Lowery began the eighth inning by striking out Gutierrez. Cabrera fouled out to catcher Miguel Olivo. Grady Sizemore walked in a 10-pitch at-bat. Then Jamey Carroll looked at strike three.
"They're Major League hitters and they expect to hit the ball. They fought off a lot of pitches, and luckily, I was able to get out of it," Lowery said.
Lowery was one of 11 pitchers who worked in the game. Indians starter Anthony Reyes left after three scoreless innings with a sore right elbow.
Royals starter Brandon Duckworth gave up two runs in the second inning, then was lifted during an Indians barrage in the fifth.
"That fifth inning, it just seemed [like it was] single, single, single," Duckworth said.
And it was. In fact, the Indians had seven successive singles and five runs before the first out was recorded in the inning.
Cabrera, Sizemore and Carroll each singled to score a run off Duckworth before he was excused. Joel Peralta gave up singles by David Dellucci, Jhonny Peralta and Victor Martinez, each driving in a run, and he was relieved by another September callup, Yasuhiko Yabuta. Shin-Soo Choo rapped an RBI single before Ryan Garko finally bounced into a double play. Another run scored on the double play, making it a six-run inning.
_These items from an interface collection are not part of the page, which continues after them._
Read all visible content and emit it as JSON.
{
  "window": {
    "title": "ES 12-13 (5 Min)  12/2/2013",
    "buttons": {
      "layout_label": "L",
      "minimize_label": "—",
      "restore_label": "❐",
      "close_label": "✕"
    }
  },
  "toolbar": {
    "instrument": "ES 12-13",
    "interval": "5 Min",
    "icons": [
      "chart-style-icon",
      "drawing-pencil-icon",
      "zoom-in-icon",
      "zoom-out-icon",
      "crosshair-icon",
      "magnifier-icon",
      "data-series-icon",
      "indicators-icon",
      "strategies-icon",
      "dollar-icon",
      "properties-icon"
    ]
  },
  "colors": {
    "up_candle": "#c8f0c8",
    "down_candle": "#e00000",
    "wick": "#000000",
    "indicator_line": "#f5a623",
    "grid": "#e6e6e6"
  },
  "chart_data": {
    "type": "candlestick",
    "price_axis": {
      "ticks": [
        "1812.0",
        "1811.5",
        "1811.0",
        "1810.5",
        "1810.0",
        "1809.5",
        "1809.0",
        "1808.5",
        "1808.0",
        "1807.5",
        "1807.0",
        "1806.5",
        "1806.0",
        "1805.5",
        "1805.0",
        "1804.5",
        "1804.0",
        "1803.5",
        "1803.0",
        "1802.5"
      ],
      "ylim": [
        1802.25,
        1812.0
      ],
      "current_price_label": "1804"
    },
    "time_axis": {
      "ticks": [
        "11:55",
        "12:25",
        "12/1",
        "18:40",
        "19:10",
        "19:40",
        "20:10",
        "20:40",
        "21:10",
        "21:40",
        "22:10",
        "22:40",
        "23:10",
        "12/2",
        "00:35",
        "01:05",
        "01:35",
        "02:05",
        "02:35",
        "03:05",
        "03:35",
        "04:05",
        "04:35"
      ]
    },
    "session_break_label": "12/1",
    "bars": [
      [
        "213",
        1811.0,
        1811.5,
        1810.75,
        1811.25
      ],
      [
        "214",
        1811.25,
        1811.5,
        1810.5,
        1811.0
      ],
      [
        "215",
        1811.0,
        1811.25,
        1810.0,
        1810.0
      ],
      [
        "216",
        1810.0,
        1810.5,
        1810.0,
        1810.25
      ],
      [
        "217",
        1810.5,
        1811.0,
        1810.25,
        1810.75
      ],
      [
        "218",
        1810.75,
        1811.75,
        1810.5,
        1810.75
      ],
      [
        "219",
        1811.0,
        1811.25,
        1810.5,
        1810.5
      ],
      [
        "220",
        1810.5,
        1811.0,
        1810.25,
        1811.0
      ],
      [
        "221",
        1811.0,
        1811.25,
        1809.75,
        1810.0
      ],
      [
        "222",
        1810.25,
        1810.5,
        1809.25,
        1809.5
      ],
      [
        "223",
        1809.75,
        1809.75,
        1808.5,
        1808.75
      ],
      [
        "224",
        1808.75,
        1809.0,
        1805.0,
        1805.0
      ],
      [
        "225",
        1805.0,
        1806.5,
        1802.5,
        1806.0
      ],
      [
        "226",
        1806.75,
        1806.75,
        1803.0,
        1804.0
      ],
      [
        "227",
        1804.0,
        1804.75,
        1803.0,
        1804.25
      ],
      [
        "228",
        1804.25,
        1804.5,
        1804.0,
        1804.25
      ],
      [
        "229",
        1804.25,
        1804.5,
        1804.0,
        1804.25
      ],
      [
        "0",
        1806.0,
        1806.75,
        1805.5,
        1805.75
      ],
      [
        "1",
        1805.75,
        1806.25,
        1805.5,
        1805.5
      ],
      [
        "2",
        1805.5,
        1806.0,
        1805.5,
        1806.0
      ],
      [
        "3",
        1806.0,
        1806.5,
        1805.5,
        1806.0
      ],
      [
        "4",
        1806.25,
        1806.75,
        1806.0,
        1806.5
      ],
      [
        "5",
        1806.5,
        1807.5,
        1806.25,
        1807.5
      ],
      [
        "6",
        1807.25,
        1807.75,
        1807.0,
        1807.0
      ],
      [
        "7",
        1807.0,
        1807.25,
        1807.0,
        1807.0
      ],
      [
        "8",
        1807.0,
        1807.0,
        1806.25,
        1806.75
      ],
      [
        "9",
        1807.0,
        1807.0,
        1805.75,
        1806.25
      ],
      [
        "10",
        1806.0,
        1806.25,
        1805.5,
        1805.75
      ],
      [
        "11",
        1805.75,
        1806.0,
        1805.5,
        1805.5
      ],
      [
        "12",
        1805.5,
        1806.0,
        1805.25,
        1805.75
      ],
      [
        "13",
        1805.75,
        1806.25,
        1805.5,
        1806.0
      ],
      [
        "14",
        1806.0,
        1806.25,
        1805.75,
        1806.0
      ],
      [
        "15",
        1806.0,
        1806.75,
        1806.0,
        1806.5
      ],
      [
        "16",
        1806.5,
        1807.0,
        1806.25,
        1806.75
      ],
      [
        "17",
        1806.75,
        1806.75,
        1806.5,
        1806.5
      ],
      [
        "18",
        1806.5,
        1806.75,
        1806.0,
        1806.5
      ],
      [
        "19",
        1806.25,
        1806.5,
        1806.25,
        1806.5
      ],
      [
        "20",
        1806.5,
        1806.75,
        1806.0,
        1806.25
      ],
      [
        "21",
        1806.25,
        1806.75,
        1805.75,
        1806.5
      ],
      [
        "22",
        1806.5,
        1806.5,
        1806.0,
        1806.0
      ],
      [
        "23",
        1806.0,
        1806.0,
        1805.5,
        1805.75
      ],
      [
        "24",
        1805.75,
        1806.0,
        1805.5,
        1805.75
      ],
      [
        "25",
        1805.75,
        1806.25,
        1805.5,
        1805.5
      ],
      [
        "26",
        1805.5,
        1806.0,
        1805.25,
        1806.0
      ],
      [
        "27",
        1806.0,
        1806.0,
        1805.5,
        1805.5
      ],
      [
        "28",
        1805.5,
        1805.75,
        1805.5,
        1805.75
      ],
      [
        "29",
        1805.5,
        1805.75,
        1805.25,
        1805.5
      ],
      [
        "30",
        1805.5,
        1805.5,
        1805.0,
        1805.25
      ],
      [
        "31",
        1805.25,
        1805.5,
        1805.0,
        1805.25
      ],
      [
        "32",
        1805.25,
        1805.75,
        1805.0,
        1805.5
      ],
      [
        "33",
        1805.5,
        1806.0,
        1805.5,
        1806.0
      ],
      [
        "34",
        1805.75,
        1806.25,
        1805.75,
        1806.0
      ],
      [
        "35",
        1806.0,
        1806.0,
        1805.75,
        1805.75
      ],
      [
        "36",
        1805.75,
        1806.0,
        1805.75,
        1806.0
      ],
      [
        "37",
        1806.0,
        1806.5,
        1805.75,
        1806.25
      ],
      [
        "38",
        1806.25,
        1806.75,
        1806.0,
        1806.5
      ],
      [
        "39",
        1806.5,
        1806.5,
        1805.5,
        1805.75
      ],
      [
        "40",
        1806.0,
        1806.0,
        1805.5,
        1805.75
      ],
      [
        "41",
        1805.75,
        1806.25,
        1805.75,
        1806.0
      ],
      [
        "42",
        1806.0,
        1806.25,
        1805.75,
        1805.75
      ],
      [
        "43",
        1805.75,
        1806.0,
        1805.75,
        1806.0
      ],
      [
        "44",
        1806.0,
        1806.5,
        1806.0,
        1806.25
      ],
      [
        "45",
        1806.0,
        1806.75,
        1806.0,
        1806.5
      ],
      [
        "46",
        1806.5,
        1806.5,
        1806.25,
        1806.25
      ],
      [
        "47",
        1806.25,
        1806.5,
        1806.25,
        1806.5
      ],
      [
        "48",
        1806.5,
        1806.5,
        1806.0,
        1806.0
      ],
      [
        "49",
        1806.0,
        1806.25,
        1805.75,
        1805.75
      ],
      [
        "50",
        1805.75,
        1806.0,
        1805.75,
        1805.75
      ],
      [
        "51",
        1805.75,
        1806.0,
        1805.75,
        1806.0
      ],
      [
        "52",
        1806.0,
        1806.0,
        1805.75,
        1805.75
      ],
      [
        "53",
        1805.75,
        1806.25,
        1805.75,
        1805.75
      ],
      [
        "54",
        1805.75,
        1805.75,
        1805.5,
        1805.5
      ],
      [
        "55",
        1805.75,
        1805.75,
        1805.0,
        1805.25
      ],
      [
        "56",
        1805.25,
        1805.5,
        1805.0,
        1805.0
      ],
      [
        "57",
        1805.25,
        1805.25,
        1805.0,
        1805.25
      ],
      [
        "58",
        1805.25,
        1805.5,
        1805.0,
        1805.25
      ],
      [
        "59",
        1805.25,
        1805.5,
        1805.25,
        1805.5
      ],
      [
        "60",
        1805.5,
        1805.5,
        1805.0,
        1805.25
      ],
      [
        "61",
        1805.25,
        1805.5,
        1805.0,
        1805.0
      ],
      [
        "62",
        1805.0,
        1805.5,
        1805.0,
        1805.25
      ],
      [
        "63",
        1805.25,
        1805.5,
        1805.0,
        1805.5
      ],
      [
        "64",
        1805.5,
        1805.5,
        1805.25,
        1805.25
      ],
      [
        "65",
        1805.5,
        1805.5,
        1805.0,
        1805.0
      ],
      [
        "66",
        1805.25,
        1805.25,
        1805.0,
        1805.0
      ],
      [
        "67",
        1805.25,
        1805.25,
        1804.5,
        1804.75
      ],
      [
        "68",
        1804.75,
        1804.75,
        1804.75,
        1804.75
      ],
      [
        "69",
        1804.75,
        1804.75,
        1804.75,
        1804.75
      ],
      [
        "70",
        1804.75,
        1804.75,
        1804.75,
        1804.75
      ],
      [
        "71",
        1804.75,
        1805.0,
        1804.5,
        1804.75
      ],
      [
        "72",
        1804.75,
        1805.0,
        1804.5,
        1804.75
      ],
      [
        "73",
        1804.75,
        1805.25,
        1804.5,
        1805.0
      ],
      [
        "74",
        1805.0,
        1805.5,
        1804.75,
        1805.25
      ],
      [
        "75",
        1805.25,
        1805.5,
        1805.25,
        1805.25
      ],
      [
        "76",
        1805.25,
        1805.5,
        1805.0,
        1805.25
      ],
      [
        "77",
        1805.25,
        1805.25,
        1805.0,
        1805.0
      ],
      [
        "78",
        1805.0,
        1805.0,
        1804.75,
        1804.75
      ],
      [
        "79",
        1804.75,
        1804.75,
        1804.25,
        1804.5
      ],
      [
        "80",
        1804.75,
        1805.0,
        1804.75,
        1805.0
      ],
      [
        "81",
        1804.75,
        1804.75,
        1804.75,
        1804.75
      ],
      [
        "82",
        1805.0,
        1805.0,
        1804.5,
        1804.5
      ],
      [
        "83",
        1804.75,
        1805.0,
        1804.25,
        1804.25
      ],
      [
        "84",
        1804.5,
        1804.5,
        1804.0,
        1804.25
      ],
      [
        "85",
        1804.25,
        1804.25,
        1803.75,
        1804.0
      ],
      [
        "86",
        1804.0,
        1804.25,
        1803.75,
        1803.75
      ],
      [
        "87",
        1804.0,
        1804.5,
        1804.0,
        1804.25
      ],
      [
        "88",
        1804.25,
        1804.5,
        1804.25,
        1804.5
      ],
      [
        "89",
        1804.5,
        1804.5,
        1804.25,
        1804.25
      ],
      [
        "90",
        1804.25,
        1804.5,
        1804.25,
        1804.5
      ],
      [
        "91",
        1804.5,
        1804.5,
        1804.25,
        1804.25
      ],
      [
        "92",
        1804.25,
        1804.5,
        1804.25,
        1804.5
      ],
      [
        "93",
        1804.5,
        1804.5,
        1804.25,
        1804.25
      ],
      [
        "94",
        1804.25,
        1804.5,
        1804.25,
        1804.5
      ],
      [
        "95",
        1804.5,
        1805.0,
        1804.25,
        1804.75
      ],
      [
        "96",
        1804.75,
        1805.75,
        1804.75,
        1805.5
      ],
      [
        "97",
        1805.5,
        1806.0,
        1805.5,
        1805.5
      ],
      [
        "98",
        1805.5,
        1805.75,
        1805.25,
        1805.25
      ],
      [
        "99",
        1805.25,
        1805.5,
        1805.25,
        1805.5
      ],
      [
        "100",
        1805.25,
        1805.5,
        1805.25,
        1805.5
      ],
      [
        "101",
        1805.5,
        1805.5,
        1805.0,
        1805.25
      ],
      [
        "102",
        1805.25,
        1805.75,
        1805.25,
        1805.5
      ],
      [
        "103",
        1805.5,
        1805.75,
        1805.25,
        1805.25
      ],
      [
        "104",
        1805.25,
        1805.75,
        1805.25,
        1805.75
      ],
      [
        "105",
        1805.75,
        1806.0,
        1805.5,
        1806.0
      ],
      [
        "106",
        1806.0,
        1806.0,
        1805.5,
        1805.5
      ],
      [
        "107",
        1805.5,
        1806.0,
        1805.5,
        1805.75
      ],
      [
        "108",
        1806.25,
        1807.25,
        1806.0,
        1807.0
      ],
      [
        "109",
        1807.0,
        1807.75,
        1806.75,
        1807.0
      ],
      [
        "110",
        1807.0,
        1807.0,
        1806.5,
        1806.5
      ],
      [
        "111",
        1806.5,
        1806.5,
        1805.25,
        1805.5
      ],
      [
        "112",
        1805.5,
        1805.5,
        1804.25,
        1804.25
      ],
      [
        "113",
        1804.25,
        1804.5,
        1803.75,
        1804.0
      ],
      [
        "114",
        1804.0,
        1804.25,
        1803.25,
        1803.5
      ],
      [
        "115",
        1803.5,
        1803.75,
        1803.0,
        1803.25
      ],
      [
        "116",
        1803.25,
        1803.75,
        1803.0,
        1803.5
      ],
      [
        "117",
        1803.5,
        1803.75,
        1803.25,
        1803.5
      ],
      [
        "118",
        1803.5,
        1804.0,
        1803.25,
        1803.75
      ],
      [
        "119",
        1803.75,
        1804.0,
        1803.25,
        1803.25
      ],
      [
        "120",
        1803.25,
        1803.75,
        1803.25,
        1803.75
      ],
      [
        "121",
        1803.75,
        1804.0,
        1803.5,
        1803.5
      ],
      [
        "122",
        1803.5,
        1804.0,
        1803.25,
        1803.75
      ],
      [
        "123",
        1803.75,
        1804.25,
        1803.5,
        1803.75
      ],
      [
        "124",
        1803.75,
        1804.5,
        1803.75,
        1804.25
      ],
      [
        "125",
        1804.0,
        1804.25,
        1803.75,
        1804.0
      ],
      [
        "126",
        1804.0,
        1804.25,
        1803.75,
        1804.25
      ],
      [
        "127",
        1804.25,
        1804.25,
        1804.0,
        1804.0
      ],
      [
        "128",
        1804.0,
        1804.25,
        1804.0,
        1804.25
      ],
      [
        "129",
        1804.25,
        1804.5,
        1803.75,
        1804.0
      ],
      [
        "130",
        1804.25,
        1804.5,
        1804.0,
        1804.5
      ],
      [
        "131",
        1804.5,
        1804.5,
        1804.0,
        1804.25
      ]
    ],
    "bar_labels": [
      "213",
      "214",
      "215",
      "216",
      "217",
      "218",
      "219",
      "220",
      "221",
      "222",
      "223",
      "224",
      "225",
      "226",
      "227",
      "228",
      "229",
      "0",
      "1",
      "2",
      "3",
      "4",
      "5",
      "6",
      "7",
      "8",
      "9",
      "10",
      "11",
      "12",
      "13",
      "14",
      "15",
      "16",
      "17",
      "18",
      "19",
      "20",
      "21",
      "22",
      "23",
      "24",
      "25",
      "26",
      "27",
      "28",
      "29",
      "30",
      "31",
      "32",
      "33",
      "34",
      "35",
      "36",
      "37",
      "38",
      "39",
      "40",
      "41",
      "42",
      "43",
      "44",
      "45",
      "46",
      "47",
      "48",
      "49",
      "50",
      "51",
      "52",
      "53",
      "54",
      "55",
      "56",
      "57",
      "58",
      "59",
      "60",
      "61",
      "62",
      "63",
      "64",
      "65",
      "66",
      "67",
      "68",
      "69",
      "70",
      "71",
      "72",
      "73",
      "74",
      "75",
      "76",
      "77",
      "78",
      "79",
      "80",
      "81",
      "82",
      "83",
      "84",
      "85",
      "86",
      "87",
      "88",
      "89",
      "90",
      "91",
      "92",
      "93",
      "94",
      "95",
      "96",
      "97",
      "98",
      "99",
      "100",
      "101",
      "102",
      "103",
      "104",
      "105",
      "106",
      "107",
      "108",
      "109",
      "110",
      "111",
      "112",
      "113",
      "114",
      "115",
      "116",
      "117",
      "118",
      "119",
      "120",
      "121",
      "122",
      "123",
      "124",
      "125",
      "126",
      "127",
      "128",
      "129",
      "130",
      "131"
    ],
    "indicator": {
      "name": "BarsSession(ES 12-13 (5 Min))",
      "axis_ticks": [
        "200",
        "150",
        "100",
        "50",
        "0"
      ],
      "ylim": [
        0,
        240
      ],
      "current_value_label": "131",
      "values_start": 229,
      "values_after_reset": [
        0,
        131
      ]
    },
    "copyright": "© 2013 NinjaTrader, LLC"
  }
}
Two of the singles went off Ka'aihue's glove.
"I should have made both those plays," he said. "They were one-hoppers. One I kind of lost between one of the runners in front of me, but they were both plays I should have made and it would've got us out of the inning a lot faster."
But the Royals' September streak, those three wins over Oakland, was history. Even so, two of their September callups managed to make a little history of their own.
Dick Kaegel is a reporter for MLB.com. This story was not subject to the approval of Major League Baseball or its clubs.